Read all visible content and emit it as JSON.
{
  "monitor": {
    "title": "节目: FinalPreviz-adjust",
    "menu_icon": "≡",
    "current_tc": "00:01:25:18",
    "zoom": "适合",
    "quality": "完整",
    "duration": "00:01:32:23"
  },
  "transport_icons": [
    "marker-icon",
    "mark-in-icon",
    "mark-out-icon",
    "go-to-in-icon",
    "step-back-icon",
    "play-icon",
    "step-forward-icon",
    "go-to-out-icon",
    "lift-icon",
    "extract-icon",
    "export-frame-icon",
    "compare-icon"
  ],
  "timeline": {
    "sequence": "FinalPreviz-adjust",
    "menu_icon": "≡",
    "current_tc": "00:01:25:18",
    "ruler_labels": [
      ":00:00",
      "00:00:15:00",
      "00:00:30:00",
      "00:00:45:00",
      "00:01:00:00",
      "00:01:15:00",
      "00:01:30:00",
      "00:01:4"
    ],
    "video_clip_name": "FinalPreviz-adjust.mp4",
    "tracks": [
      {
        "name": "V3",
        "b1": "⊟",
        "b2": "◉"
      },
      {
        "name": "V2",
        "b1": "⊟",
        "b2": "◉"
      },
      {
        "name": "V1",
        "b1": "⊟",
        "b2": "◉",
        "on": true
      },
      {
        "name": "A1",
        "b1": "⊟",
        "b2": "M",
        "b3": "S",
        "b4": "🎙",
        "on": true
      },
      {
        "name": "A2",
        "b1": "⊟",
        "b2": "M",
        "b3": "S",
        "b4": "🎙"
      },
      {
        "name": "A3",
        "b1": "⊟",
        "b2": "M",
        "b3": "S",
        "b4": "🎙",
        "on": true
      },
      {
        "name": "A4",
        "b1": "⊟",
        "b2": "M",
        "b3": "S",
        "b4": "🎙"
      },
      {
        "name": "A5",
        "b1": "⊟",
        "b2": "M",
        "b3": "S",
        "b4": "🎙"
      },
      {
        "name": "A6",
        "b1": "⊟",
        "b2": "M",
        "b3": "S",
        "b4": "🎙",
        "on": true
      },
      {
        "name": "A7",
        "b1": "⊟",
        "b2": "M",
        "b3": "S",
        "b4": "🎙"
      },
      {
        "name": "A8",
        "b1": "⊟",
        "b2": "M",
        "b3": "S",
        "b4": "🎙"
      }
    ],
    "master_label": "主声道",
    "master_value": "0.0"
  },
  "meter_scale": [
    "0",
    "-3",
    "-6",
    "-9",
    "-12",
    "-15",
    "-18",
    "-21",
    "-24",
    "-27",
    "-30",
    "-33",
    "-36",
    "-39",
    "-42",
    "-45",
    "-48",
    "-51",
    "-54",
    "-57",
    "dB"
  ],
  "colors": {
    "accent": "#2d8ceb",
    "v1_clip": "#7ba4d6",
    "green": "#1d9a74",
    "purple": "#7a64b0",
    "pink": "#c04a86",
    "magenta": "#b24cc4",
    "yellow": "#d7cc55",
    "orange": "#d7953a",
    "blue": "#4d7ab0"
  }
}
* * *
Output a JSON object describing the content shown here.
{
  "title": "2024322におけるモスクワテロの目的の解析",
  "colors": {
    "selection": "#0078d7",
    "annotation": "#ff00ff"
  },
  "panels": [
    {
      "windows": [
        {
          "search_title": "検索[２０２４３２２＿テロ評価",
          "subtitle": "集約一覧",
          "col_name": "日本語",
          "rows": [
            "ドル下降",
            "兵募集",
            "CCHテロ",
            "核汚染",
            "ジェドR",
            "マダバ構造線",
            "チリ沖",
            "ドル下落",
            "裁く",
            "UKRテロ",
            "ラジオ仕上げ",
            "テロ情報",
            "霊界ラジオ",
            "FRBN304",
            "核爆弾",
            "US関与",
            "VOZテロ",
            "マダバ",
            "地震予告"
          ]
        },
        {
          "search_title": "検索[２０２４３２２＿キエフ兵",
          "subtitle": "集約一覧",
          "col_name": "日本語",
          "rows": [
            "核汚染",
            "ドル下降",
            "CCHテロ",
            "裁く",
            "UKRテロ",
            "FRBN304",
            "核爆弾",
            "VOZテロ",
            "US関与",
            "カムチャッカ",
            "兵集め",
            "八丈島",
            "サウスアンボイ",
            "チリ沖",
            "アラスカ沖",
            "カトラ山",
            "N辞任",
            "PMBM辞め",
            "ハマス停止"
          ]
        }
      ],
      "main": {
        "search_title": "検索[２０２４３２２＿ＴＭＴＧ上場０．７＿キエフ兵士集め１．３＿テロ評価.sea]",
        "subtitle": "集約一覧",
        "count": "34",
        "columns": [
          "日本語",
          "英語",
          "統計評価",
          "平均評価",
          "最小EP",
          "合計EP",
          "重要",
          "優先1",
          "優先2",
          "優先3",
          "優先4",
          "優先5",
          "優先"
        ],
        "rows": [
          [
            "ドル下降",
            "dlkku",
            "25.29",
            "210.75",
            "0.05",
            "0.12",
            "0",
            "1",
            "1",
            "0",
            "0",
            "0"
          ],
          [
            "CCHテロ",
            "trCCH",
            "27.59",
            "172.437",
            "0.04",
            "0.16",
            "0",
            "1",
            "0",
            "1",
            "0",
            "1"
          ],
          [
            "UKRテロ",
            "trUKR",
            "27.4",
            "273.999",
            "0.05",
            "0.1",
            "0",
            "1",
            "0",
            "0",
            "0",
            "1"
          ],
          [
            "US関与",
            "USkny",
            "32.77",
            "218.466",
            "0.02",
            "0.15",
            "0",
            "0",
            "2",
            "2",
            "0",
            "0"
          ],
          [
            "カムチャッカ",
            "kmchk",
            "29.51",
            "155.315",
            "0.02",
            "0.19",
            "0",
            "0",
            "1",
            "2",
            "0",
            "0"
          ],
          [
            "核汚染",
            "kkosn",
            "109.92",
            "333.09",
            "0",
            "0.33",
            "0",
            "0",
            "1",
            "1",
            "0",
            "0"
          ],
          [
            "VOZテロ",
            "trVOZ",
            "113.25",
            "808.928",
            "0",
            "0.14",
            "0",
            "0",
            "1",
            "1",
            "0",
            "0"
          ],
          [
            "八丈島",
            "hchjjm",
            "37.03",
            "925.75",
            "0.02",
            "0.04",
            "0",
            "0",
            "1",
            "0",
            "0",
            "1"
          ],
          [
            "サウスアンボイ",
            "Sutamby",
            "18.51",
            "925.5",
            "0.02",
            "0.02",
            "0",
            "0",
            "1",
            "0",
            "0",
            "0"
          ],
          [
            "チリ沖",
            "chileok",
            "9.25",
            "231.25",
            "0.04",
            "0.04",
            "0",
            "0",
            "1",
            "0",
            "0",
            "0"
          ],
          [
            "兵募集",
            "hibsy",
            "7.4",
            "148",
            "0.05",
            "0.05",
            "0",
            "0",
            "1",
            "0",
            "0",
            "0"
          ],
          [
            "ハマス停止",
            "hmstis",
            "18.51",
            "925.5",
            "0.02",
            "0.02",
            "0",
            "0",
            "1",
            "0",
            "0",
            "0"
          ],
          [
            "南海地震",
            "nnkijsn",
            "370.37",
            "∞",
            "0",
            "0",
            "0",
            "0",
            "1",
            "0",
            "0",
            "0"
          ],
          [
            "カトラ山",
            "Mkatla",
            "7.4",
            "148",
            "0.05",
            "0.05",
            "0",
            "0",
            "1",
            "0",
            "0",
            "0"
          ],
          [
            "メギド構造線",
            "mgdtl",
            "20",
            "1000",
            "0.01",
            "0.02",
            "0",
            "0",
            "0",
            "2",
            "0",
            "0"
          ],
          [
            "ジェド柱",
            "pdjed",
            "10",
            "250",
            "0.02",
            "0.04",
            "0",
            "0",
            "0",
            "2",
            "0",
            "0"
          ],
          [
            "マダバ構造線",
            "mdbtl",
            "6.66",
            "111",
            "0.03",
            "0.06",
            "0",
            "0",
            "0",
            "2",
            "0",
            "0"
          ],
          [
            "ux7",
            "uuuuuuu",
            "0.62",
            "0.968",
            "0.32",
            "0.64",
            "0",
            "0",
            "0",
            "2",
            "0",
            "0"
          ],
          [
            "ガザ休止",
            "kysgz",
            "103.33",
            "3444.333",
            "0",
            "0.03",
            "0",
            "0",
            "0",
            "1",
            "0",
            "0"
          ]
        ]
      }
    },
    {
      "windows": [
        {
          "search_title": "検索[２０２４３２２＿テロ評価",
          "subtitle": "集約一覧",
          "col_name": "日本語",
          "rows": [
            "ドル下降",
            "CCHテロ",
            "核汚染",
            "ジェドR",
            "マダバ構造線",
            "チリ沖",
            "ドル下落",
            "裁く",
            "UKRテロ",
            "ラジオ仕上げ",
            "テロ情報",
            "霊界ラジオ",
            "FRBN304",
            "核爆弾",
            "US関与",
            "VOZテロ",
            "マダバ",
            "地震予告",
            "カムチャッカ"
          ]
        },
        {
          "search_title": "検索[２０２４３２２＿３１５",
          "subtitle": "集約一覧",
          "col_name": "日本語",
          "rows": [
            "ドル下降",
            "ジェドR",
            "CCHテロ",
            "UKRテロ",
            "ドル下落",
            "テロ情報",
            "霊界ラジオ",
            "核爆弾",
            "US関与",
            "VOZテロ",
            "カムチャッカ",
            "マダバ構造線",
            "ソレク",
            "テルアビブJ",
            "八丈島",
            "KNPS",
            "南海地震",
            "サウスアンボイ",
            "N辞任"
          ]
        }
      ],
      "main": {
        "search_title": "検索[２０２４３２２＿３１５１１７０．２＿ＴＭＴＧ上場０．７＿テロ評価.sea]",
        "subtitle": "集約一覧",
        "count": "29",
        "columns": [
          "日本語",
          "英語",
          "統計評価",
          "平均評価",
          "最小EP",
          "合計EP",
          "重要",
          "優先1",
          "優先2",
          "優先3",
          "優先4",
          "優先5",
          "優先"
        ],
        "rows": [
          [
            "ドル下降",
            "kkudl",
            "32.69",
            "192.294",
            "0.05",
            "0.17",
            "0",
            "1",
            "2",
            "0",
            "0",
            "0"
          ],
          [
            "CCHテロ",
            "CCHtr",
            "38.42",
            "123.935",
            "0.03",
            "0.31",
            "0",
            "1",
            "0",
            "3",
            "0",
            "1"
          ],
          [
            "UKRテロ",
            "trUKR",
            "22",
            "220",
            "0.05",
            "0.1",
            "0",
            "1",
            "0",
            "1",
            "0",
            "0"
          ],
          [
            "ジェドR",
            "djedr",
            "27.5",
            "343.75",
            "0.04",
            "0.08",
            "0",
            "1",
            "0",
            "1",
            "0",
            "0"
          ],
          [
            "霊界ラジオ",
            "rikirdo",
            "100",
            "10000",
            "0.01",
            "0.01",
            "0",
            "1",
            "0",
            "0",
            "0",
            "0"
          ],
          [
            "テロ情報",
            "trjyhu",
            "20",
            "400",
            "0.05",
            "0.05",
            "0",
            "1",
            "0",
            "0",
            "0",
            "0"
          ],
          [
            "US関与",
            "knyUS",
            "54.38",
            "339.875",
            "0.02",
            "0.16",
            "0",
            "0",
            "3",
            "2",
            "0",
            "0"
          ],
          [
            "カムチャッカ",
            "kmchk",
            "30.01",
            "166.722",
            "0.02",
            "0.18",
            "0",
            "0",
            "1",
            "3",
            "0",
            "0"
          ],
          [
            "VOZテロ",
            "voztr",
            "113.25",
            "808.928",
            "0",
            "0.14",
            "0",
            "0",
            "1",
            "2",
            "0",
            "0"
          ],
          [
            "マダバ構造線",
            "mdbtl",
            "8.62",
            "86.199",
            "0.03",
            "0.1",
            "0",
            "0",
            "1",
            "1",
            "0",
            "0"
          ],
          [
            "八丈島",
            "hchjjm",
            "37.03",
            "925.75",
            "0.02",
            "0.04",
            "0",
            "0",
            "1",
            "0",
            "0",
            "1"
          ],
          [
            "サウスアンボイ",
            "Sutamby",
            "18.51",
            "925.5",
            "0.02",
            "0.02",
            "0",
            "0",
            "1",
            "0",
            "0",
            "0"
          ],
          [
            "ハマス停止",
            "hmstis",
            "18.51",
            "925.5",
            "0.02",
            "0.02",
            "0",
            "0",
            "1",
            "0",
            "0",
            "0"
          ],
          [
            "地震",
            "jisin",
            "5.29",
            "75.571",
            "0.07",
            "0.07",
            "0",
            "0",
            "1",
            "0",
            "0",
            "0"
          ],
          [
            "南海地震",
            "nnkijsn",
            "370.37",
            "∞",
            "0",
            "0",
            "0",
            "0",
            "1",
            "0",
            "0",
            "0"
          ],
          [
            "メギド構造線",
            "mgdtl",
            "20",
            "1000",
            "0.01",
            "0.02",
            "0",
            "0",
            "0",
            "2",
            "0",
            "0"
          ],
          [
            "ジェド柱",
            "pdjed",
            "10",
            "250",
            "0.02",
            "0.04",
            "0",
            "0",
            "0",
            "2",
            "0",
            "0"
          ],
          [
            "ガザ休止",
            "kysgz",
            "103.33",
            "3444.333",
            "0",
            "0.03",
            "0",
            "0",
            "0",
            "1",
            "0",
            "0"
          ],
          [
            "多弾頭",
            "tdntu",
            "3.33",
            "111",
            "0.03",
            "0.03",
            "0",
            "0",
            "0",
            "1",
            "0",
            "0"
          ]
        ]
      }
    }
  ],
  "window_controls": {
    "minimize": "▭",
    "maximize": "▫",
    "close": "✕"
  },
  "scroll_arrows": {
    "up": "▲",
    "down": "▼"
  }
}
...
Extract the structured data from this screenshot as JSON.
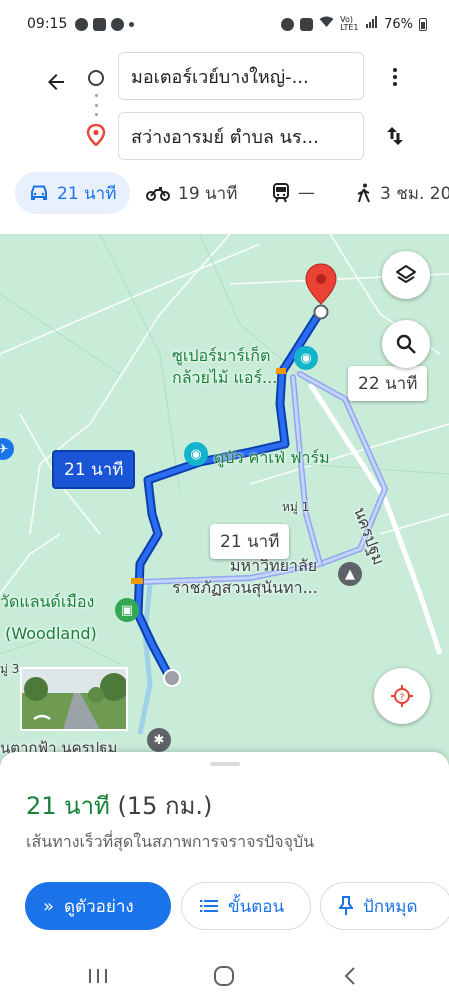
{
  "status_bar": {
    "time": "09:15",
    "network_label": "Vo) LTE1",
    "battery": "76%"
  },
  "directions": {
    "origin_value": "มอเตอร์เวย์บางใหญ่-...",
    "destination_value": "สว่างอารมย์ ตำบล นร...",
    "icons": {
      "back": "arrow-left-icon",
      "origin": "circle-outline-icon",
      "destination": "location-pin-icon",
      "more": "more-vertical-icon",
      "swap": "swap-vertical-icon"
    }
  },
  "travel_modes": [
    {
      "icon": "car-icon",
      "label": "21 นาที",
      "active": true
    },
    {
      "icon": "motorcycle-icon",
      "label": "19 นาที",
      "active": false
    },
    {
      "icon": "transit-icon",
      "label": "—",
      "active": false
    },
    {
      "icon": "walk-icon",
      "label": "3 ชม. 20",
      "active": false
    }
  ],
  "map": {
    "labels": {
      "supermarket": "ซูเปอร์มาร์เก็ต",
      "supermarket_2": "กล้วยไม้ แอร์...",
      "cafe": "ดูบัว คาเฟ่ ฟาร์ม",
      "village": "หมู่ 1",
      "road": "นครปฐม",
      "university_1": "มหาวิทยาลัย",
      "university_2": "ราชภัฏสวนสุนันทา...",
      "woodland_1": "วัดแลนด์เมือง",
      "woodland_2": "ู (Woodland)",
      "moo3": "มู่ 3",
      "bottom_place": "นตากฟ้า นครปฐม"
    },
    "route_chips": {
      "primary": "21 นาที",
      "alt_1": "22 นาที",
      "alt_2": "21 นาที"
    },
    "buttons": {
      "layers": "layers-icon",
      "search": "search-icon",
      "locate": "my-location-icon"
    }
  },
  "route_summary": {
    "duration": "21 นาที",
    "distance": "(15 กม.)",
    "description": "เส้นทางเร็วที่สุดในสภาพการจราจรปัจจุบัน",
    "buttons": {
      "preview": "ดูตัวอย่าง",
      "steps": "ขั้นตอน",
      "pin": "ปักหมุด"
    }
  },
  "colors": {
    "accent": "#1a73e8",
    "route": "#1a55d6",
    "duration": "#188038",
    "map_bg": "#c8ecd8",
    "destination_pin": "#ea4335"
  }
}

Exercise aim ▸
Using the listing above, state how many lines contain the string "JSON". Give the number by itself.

Answer space ▸
3